Data items:
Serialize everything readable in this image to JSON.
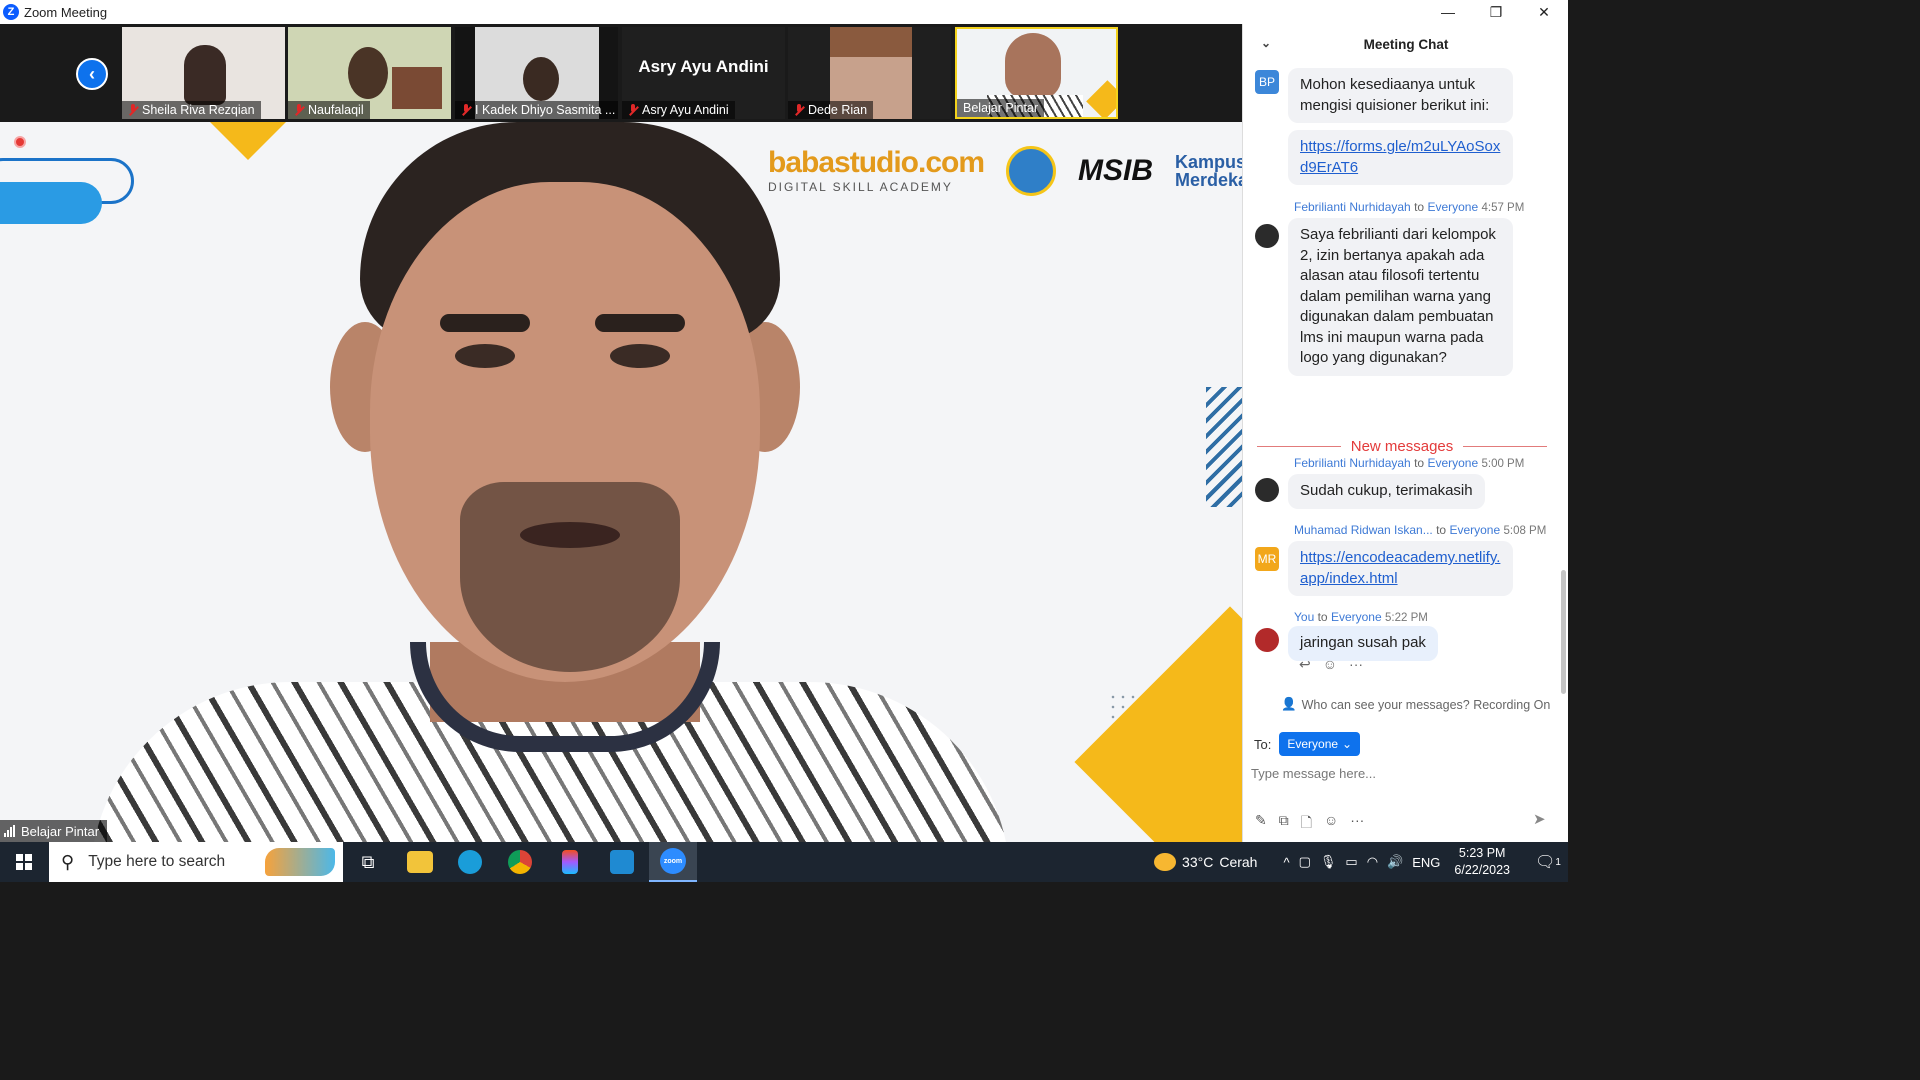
{
  "window": {
    "title": "Zoom Meeting",
    "controls": [
      "—",
      "❐",
      "✕"
    ]
  },
  "participants": [
    {
      "name": "Sheila Riva Rezqian",
      "muted": true
    },
    {
      "name": "Naufalaqil",
      "muted": true
    },
    {
      "name": "I Kadek Dhiyo Sasmita ...",
      "muted": true
    },
    {
      "name": "Asry Ayu Andini",
      "muted": true,
      "video_off": true
    },
    {
      "name": "Dede Rian",
      "muted": true
    },
    {
      "name": "Belajar Pintar",
      "muted": false,
      "active": true
    }
  ],
  "main_video": {
    "speaker": "Belajar Pintar",
    "logos": {
      "baba_line1": "babastudio.com",
      "baba_line2": "DIGITAL SKILL ACADEMY",
      "msib": "MSIB",
      "kampus_merdeka": "Kampus Merdeka"
    },
    "colors": {
      "accent_yellow": "#f5b91a",
      "accent_blue": "#2a9be4"
    }
  },
  "chat": {
    "title": "Meeting Chat",
    "messages": [
      {
        "avatar": "BP",
        "text": "Mohon kesediaanya untuk mengisi quisioner berikut ini:"
      },
      {
        "avatar": "",
        "link": "https://forms.gle/m2uLYAoSoxd9ErAT6"
      },
      {
        "sender": "Febrilianti Nurhidayah",
        "to_word": "to",
        "recipient": "Everyone",
        "time": "4:57 PM",
        "text": "Saya febrilianti dari kelompok 2, izin bertanya apakah ada alasan atau filosofi tertentu dalam pemilihan warna yang digunakan dalam pembuatan lms ini maupun warna pada logo yang digunakan?"
      },
      {
        "sender": "Febrilianti Nurhidayah",
        "to_word": "to",
        "recipient": "Everyone",
        "time": "5:00 PM",
        "text": "Sudah cukup, terimakasih"
      },
      {
        "avatar": "MR",
        "sender": "Muhamad Ridwan Iskan...",
        "to_word": "to",
        "recipient": "Everyone",
        "time": "5:08 PM",
        "link": "https://encodeacademy.netlify.app/index.html"
      },
      {
        "sender": "You",
        "to_word": "to",
        "recipient": "Everyone",
        "time": "5:22 PM",
        "text": "jaringan susah pak"
      }
    ],
    "new_messages_label": "New messages",
    "visibility_notice": "Who can see your messages? Recording On",
    "to_label": "To:",
    "recipient_button": "Everyone",
    "input_placeholder": "Type message here..."
  },
  "taskbar": {
    "search_placeholder": "Type here to search",
    "apps": [
      "task-view",
      "file-explorer",
      "edge",
      "chrome",
      "figma",
      "vscode",
      "zoom"
    ],
    "weather": {
      "temp": "33°C",
      "condition": "Cerah"
    },
    "language": "ENG",
    "time": "5:23 PM",
    "date": "6/22/2023",
    "notification_count": "1"
  }
}
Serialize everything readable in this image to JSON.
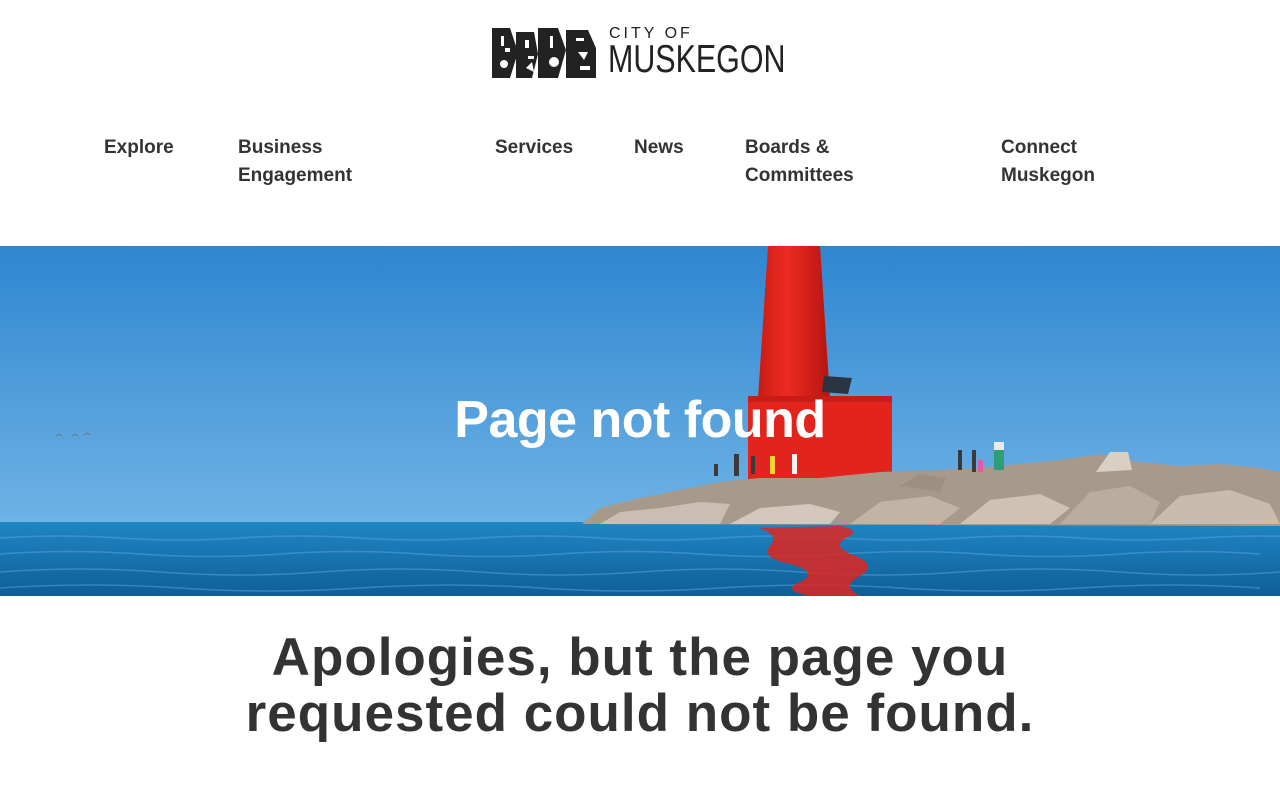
{
  "logo": {
    "small_text": "CITY OF",
    "big_text": "MUSKEGON",
    "colors": {
      "ink": "#222222"
    }
  },
  "nav": {
    "items": [
      {
        "line1": "Explore",
        "line2": ""
      },
      {
        "line1": "Business",
        "line2": "Engagement"
      },
      {
        "line1": "Services",
        "line2": ""
      },
      {
        "line1": "News",
        "line2": ""
      },
      {
        "line1": "Boards &",
        "line2": "Committees"
      },
      {
        "line1": "Connect",
        "line2": "Muskegon"
      }
    ]
  },
  "hero": {
    "title": "Page not found",
    "image_description_icon": "lighthouse-photo",
    "colors": {
      "sky": "#3d8fd1",
      "water": "#1a76b7",
      "lighthouse": "#e8261f",
      "rocks": "#b9aea1"
    }
  },
  "message": {
    "line1": "Apologies, but the page you",
    "line2": "requested could not be found."
  }
}
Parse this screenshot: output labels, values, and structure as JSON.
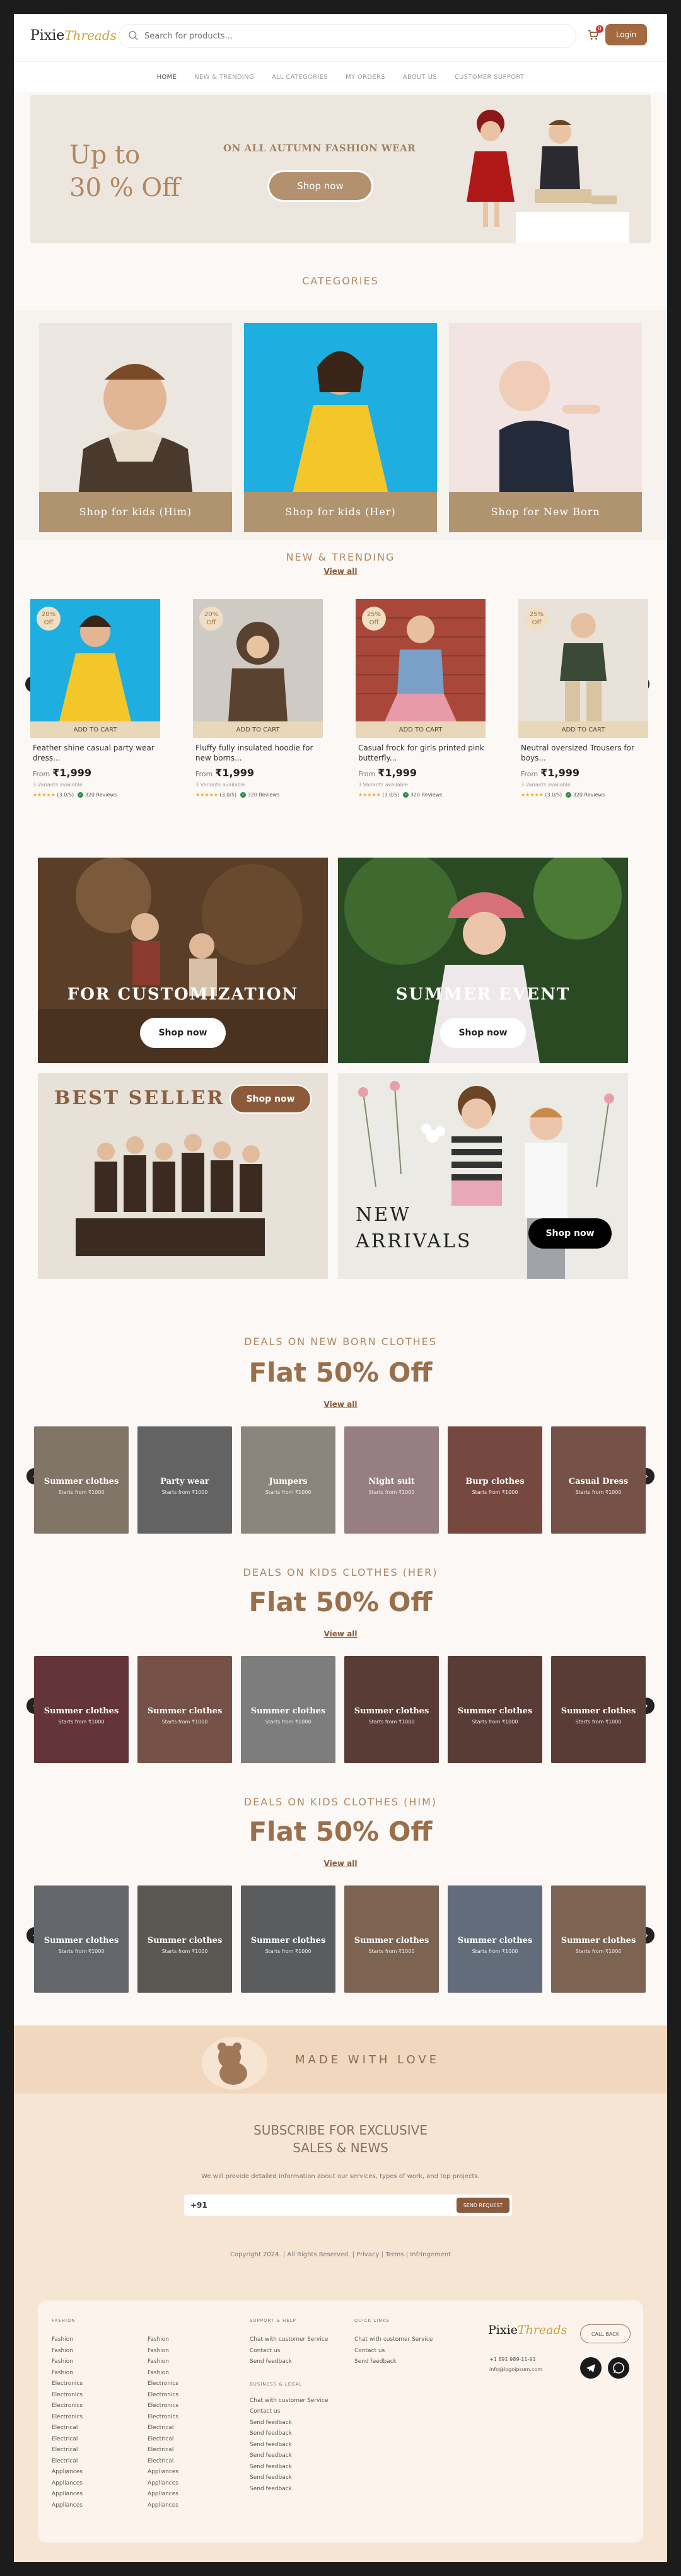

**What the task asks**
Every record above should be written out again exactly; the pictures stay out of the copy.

**Expected answer**
Serialize everything readable in this image to JSON.
{
  "window": {
    "title": "Zoom Meeting",
    "controls": [
      "—",
      "❐",
      "✕"
    ]
  },
  "participants": [
    {
      "name": "Sheila Riva Rezqian",
      "muted": true
    },
    {
      "name": "Naufalaqil",
      "muted": true
    },
    {
      "name": "I Kadek Dhiyo Sasmita ...",
      "muted": true
    },
    {
      "name": "Asry Ayu Andini",
      "muted": true,
      "video_off": true
    },
    {
      "name": "Dede Rian",
      "muted": true
    },
    {
      "name": "Belajar Pintar",
      "muted": false,
      "active": true
    }
  ],
  "main_video": {
    "speaker": "Belajar Pintar",
    "logos": {
      "baba_line1": "babastudio.com",
      "baba_line2": "DIGITAL SKILL ACADEMY",
      "msib": "MSIB",
      "kampus_merdeka": "Kampus Merdeka"
    },
    "colors": {
      "accent_yellow": "#f5b91a",
      "accent_blue": "#2a9be4"
    }
  },
  "chat": {
    "title": "Meeting Chat",
    "messages": [
      {
        "avatar": "BP",
        "text": "Mohon kesediaanya untuk mengisi quisioner berikut ini:"
      },
      {
        "avatar": "",
        "link": "https://forms.gle/m2uLYAoSoxd9ErAT6"
      },
      {
        "sender": "Febrilianti Nurhidayah",
        "to_word": "to",
        "recipient": "Everyone",
        "time": "4:57 PM",
        "text": "Saya febrilianti dari kelompok 2, izin bertanya apakah ada alasan atau filosofi tertentu dalam pemilihan warna yang digunakan dalam pembuatan lms ini maupun warna pada logo yang digunakan?"
      },
      {
        "sender": "Febrilianti Nurhidayah",
        "to_word": "to",
        "recipient": "Everyone",
        "time": "5:00 PM",
        "text": "Sudah cukup, terimakasih"
      },
      {
        "avatar": "MR",
        "sender": "Muhamad Ridwan Iskan...",
        "to_word": "to",
        "recipient": "Everyone",
        "time": "5:08 PM",
        "link": "https://encodeacademy.netlify.app/index.html"
      },
      {
        "sender": "You",
        "to_word": "to",
        "recipient": "Everyone",
        "time": "5:22 PM",
        "text": "jaringan susah pak"
      }
    ],
    "new_messages_label": "New messages",
    "visibility_notice": "Who can see your messages? Recording On",
    "to_label": "To:",
    "recipient_button": "Everyone",
    "input_placeholder": "Type message here..."
  },
  "taskbar": {
    "search_placeholder": "Type here to search",
    "apps": [
      "task-view",
      "file-explorer",
      "edge",
      "chrome",
      "figma",
      "vscode",
      "zoom"
    ],
    "weather": {
      "temp": "33°C",
      "condition": "Cerah"
    },
    "language": "ENG",
    "time": "5:23 PM",
    "date": "6/22/2023",
    "notification_count": "1"
  }
}
Serialize everything readable in this image to JSON.
{
  "logo": {
    "small_text": "CITY OF",
    "big_text": "MUSKEGON",
    "colors": {
      "ink": "#222222"
    }
  },
  "nav": {
    "items": [
      {
        "line1": "Explore",
        "line2": ""
      },
      {
        "line1": "Business",
        "line2": "Engagement"
      },
      {
        "line1": "Services",
        "line2": ""
      },
      {
        "line1": "News",
        "line2": ""
      },
      {
        "line1": "Boards &",
        "line2": "Committees"
      },
      {
        "line1": "Connect",
        "line2": "Muskegon"
      }
    ]
  },
  "hero": {
    "title": "Page not found",
    "image_description_icon": "lighthouse-photo",
    "colors": {
      "sky": "#3d8fd1",
      "water": "#1a76b7",
      "lighthouse": "#e8261f",
      "rocks": "#b9aea1"
    }
  },
  "message": {
    "line1": "Apologies, but the page you",
    "line2": "requested could not be found."
  }
}
Parse this screenshot: output labels, values, and structure as JSON.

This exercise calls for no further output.